The court went on to question the integrity of the hour log and eventually struck it down. The court decided that, though the taxpayers owned plenty of real estate and could have met the REP requirements, their hour logs could not confidently demonstrate meeting the 750 hour requirement. As a result, the taxpayers were not REPs and had to pay back-taxes and penalties.
How the Taxpayer Owning Only Two Rentals Qualified as a REP
In Franco v. Commissioner, TC Summary Opinion 2018-9, the court ultimately held that, even though the taxpayer only owned two rental properties, the taxpayer qualified as a REP. The key difference in this case is that the taxpayer kept a great log of his hours and was able to confidently demonstrate time worked.
The taxpayer in this case was an architect and owned his own business. Generally, that fact alone would disqualify a taxpayer from the REP status as the taxpayer would not be able to work “more than half their time” in real estate. However the taxpayer kept a time log of the architect hours worked, and during the year in question, the taxpayer only logged 649 architect hours. Because of this, the taxpayer could still meet the “greater than half your time” requirement for the REP status.
The taxpayer spent a lot of time at his rentals, specifically providing maintenance and repair services on a weekly basis. The tenants did not keep up with their own trash, so the taxpayer had to make weekly trips to keep the grounds clean and take the trash out.
Additionally, the taxpayer managed his own two properties, which meant coordinating move-outs with tenants, showings with prospects, utilities, and bill payments.
More importantly, when the court took a look at the taxpayer’s bank and credit card statements, there were purchases made at home supply stores on the dates that the taxpayer recorded hours working on the properties.
The court concluded that the taxpayer was indeed a REP as indicated by the hour long that was substantiated by a solid paper trail.

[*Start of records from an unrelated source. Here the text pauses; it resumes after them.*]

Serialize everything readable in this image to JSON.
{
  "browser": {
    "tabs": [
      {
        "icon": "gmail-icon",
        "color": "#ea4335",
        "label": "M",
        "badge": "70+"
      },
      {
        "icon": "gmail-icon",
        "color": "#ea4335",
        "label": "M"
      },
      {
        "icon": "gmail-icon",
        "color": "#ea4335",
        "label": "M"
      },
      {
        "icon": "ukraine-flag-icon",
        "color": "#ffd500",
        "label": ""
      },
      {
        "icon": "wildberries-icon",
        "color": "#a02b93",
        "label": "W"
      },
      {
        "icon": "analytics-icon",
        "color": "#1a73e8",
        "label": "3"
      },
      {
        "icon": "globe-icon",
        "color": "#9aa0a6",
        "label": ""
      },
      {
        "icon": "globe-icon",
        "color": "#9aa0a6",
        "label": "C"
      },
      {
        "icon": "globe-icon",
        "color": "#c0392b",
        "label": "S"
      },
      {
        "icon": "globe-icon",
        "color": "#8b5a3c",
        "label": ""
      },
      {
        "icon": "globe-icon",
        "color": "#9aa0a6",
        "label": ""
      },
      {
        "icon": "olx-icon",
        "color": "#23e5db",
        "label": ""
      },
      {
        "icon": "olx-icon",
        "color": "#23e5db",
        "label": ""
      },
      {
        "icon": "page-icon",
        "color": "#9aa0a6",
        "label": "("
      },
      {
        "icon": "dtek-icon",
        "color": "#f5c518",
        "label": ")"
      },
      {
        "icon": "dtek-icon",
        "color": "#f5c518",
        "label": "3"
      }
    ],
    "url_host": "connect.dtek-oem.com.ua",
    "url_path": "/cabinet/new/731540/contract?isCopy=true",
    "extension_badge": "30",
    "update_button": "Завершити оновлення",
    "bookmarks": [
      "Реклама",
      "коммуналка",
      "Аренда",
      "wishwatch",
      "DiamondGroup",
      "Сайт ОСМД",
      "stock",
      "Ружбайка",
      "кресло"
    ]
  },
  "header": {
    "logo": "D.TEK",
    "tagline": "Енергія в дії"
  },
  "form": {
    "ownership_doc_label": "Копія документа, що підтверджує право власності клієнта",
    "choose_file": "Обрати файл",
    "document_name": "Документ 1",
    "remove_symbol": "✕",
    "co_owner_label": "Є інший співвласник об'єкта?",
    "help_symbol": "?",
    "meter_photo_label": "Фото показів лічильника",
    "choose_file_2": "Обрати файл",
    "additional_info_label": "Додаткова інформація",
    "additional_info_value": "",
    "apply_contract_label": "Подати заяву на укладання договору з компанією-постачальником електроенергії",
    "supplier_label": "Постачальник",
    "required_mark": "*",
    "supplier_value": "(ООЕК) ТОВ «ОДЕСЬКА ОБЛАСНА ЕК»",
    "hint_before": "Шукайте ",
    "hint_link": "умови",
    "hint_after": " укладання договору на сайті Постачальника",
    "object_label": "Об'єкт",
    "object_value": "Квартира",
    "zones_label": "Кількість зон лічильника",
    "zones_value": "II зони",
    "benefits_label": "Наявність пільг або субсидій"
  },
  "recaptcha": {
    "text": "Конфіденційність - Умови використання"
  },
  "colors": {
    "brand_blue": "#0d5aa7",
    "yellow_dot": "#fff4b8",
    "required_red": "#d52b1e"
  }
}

The court had confidence that the taxpayer developed the log as the events occurred rather than retroactively.
So How Many Rentals Do You Need to Be a Real Estate Professional?
As you can see from the above two court cases, it’s not about how many rentals you have but rather what activities you perform and how long it takes. If you have a property manager managing your rentals, you need more, or larger, properties to qualify as a REP. If you are managing the rentals yourself, theoretically you only need one rental to qualify as a REP.
The major factor that could disqualify you is your day job (or gig). If you spend a significant amount of time working on your day job, you’ll never meet the “greater than half your time” requirement to be a REP. Maybe you should pick up Tim Ferris’ Four Hour Workweek to learn how to cut back those working hours!
Many of our clients qualify as REPs. From general partners in syndications to small-time landlords, you can create a fact pattern that provides for the REP classification. The results can be phenomenal and result in six figure tax savings if you structure your facts correctly.
Want to learn more about the Real Estate Professional (REP), check out to our podcast on the subject!